Oil traders have also taken their cue from surging stock markets. The Dow Jones industrial average jumped 3 percent Monday, but stock markets in Europe were lower Tuesday.
Analysts remain concerned investors will be disappointed if Europe's plan to protect its banks doesn't prevent a global recession or financial crisis.
"If policy fails, investors must expect further setbacks in the financial markets," said Philipp Baertschi, chief strategist at Bank Sarasin.
Prices were also cooled by a report from the 12-nation Organization of the Petroleum Exporting Countries, which projected world demand to be up by nearly 1 million barrels a day this year over last. That, however, was 180,000 barrels a day less than its previous estimate.
OPEC, representing most of the biggest crude producers, also estimated no growth in demand for its products next year, expecting demand at 29.9 million barrels a day for both 2011 and 2012.
In other Nymex trading, heating oil fell 2.47 cents to $2.8792 per gallon and gasoline futures lost 1.07 cents to $2.6846 per gallon. Natural gas retreated 0.7 cent to $3.534 per 1,000 cubic feet.
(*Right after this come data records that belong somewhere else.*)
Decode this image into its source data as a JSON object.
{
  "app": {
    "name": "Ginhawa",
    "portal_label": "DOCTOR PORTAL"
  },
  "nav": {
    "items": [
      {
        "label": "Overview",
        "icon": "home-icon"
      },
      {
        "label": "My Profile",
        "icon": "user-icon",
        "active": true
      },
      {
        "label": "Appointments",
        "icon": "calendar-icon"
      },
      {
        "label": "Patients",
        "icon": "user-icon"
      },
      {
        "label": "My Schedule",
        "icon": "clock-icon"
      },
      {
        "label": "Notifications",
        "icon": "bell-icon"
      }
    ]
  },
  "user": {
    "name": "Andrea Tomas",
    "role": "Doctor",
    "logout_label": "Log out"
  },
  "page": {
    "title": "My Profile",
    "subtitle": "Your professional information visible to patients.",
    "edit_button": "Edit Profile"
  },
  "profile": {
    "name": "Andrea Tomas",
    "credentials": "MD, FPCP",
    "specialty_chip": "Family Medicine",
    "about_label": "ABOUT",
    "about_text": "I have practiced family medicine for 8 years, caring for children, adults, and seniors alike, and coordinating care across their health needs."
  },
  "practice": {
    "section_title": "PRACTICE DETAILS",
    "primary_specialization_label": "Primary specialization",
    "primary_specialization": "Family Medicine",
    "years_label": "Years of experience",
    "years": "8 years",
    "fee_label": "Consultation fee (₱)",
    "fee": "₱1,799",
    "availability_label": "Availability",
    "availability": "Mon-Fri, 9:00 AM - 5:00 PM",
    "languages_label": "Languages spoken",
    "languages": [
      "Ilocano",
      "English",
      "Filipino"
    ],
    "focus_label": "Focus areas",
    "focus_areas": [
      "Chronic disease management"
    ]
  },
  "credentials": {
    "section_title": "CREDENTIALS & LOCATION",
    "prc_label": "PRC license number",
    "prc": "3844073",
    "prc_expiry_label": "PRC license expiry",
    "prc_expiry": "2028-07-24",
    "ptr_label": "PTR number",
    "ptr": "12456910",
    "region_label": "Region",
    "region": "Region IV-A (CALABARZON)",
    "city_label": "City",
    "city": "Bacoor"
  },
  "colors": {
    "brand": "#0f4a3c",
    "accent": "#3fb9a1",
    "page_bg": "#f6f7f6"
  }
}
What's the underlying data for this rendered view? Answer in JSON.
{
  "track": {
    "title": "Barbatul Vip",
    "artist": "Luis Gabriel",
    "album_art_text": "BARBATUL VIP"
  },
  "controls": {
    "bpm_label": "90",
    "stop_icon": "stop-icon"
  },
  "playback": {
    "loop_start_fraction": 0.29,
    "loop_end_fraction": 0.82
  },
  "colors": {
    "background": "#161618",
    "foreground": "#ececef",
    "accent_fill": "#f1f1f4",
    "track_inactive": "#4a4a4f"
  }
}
Alex Kennedy in Singapore and George Jahn in Vienna contributed to this report.